__DATASET__.
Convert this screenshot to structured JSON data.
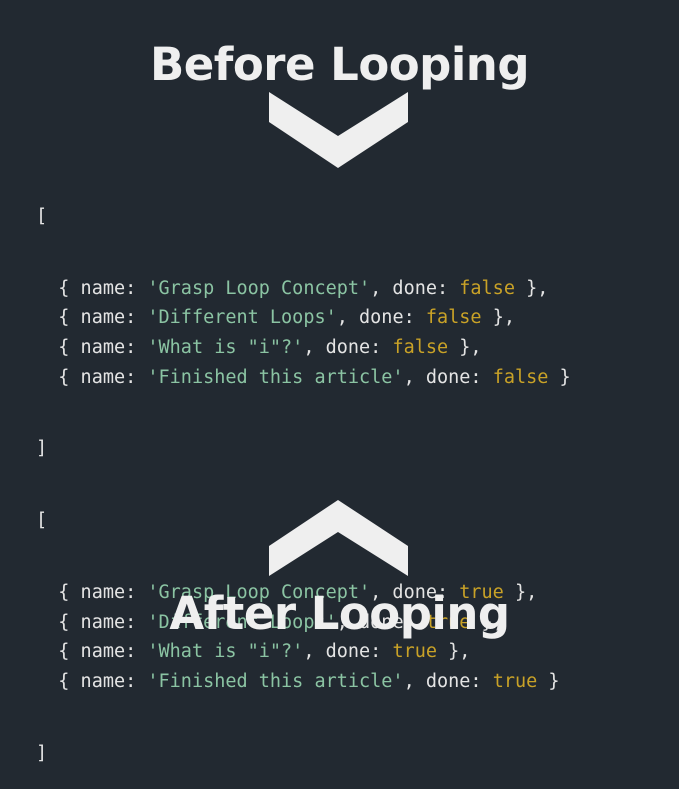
{
  "headings": {
    "top": "Before Looping",
    "bottom": "After Looping"
  },
  "colors": {
    "background": "#222931",
    "heading": "#efefef",
    "string": "#8bc4a3",
    "boolean": "#c9a227",
    "plain": "#e4e4e4"
  },
  "icons": {
    "top": "chevron-down-icon",
    "bottom": "chevron-up-icon"
  },
  "code": {
    "open_bracket": "[",
    "close_bracket": "]",
    "before": [
      {
        "name": "'Grasp Loop Concept'",
        "done": "false",
        "tail": " },"
      },
      {
        "name": "'Different Loops'",
        "done": "false",
        "tail": " },"
      },
      {
        "name": "'What is \"i\"?'",
        "done": "false",
        "tail": " },"
      },
      {
        "name": "'Finished this article'",
        "done": "false",
        "tail": " }"
      }
    ],
    "after": [
      {
        "name": "'Grasp Loop Concept'",
        "done": "true",
        "tail": " },"
      },
      {
        "name": "'Different Loops'",
        "done": "true",
        "tail": " },"
      },
      {
        "name": "'What is \"i\"?'",
        "done": "true",
        "tail": " },"
      },
      {
        "name": "'Finished this article'",
        "done": "true",
        "tail": " }"
      }
    ],
    "prefix": "  { name: ",
    "mid": ", done: "
  }
}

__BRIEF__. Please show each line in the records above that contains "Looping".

__WRITTEN RESPONSE__.
    "top": "Before Looping",
    "bottom": "After Looping"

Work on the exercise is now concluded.